And speaking of lists: circa 1975 pure chance led me to a little book on the physics shelf of the Caltech campus bookstore. It was a shockingly inexpensive hardback, a product of the subsidized Soviet publishing industry, and I bought it. The title was Key Problems of Physics and Astrophysics, and at its core was a list. The author was V. L. Ginzburg --- who this year was awarded a share of the Nobel Prize in physics for his work on superconductivity and superfluidity.
Alas, Vitaly Ginzburg's little book is no longer with me. In 1988 or thereabouts I lent it to a visitor who needed something to read during an imminent transcontinental flight. He promised to return it, but somehow never did. I think he was a semi-famous engineer, a senior member of some high-level S&T advisory committee, an aerospace industry executive ... far far above my pay grade, needless to say. Over the years I've entirely forgotten his name. Sic transit ...
But I still remember Key Problems clearly, including its cheap paper and hip-pocket-sized format. A week or two ago I happened to search online and discovered http://www.physics.rutgers.edu/colloq/ginzburg.pdf --- a copy of Ginzburg's more recent essay, "What problems of physics and astrophysics seem now to be especially important and interesting (thirty years later, already on the verge of XXI century)?" Yes, it's a rather unliterary translation, but the substance of the article shines through. (It appeared in the original Russian in Uspekhi Fizicheskikh Nauk in 1999.)
Ginzburg brings to his list a lifetime of experience, a superb instinct for what's critical, and a fountain of creative energy.
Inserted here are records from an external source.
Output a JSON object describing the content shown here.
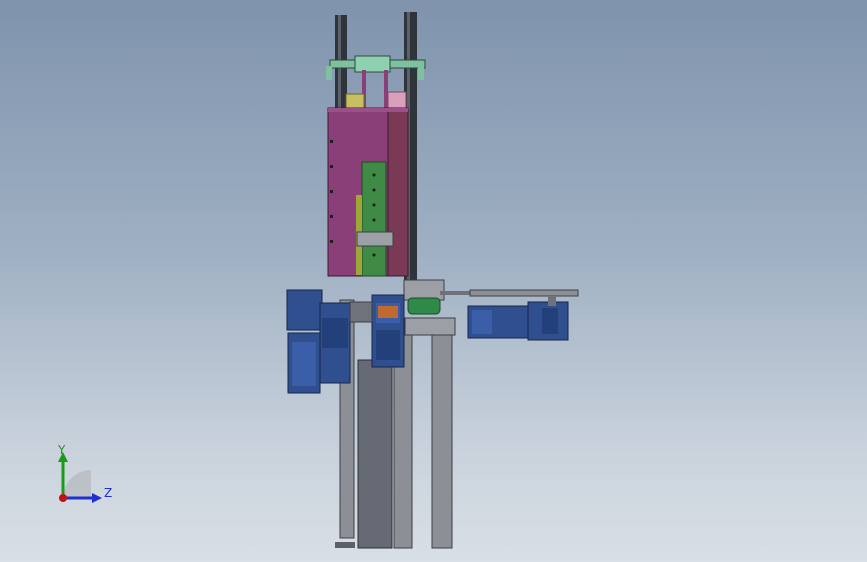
{
  "viewport": {
    "background_top": "#7f93ad",
    "background_bottom": "#d9dfe6"
  },
  "triad": {
    "y_label": "Y",
    "z_label": "Z",
    "y_color": "#1a9a1a",
    "z_color": "#1f2fd0",
    "x_color": "#c01010"
  },
  "model": {
    "hopper_color": "#8a3f78",
    "rail_color": "#39404a",
    "motor_color": "#2f4f8f",
    "frame_color": "#8c8f96",
    "green_part_color": "#3f8a44",
    "slot_yellow": "#c8c060",
    "slot_pink": "#d9a0bc",
    "bracket_color": "#7fc0a0"
  }
}
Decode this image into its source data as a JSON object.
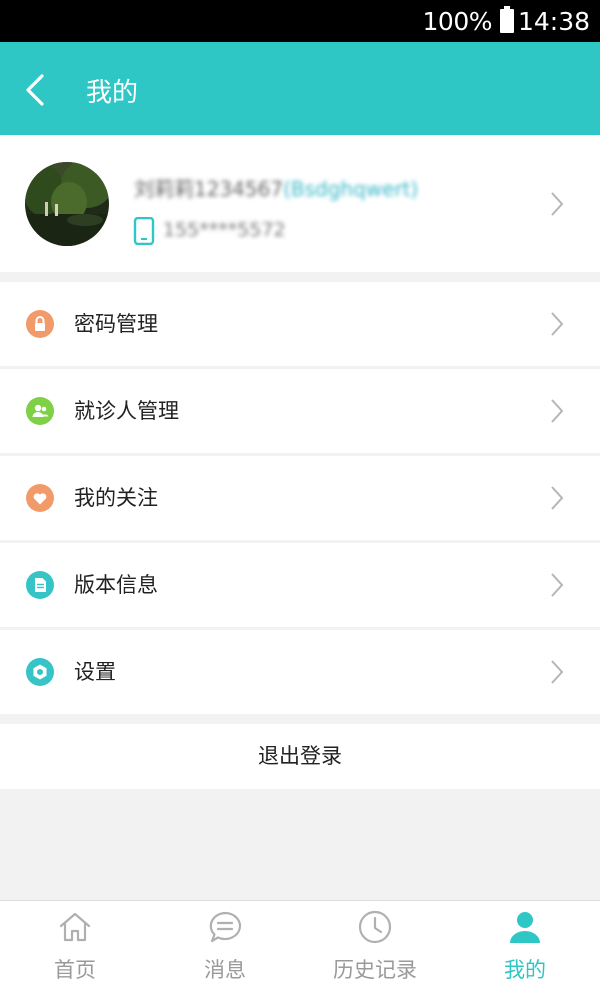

His current set of thirty key problems, slightly edited and abridged:
Ginzburg explains, at a moderate level of technical detail, what these labels mean and why he deems each topic both important and approachable. I find it heartening that I can more or less understand what perhaps two-thirds of these problems are about. Perhaps drinking Potomac River water hasn't utterly fogged my wits ... yet.